The louder exhaust mode doesn’t seem to increase the engine’s volume under acceleration, but every time you let off the throttle and every gear change is accompanied by a pop and crackle. The old GLA would belch and fart from its exhaust, but the exclamations this new model projects from its tailpipes are shorter cracks and far less annoying.
Sometimes the gearbox doesn’t change down quite as rapidly as you might like as you brake into corners, leaving you in a gear higher than you may have intended. However, the GLA45’s healthy power and torque mean that being a gear too high out of a corner actually makes very little difference to your progress.
What’s it like to drive?
From the driver's seat you'd hardly be able to detect the higher ride-height over an A45; it feels much like the hot hatchback it's based on. That feeling never really dissipates on the road either, with the same firm ride and immediacy typical of sporty hatchbacks.
The seats are very supportive; their shape wraps around you and holds you into position.
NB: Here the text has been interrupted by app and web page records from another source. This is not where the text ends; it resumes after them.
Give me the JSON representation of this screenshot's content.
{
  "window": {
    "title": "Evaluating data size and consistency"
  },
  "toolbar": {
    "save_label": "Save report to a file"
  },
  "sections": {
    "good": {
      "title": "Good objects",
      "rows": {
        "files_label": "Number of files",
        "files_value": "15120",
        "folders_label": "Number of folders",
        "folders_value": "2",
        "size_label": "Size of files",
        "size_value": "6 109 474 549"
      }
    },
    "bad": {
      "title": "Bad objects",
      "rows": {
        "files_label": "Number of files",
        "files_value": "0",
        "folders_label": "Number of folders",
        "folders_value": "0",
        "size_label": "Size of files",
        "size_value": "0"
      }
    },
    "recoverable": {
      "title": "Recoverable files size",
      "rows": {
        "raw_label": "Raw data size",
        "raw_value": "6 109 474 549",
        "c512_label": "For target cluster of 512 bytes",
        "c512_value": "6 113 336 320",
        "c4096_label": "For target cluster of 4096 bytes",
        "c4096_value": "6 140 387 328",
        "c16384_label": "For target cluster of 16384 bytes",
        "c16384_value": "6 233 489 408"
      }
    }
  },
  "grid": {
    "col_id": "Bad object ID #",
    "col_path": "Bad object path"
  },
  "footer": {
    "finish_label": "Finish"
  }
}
However, they are very firm and contribute to mild discomfort of the unyielding ride.
The bucket-style seats look great though, and match the quality feel that the aluminium switches and part-Alcantara steering wheel give the interior. However, the fake carbonfibre dash panel and smattering of red plastic (both thankfully optional) do cheapen the feel slightly.
The steering is very light and the rack is quick. There’s not much in the way of meaningful information to be felt through the steering, but with very little roll and slack in the chassis the GLA responds instantly and makes the car feel eager and alert.
Just as responsive are the brakes. Only a small touch of the pedal is needed to stop the car, but these overzealous stoppers simply aren’t as easy to get used to as the steering and make it difficult to drive smoothly.
As you push harder and harder, the GLA45’s elevated body becomes apparent. You'll detect a touch more roll than you’d get in an A45 and the body doesn’t remain quite as unimpeachable as the hatchback either. It’s far from feeling untamed though, and in fact adds a charm that the lower, resolutely tied-down A45 and CLA45 don’t offer.
Is the GLA45 better, more engaging and more satisfying to drive than the cars it shares its underpinnings with? Simply, no. The extra roll and body movements don’t unlock an extra layer involvement or playfulness; it just remains fast, grippy and secure – and ultimately not quite as capable as the hatchback A45 and four-door coupe CLA45.
Price and rivals
The AMG GLA45 starts at £46,875, a significant £5045 more than the A45 with the same engine, drivetrain, and power with very little extra space or practicality.
The absolute top of the range GLA is the Yellow Night Edition, costing £53,135 and equipped with extra wings and aero parts with yellow detailing, 20-inch wheels with yellow rims, keyless entry and black leather with yellow stitching.
The GLA45’s main rival is the aforementioned Audi RS Q3. The Audi’s five-cylinder engine, although down on power compared to the Merc, is more pleasing to wring out thanks to the noise it emits. The exaggerated movements from its body also work the four-wheel drive system harder allow the driver to actually manipulate the RS Q3 around a corner. It really is fun to drive.
Porsche’s Macan S is a more capable and better quality car than the Audi, but it can’t match its exuberant character. It’s closer to the GLA in terms of philosophy, but the Porsche edges ahead as it’s bigger, is made from even more luxurious materials and has a pliant ride.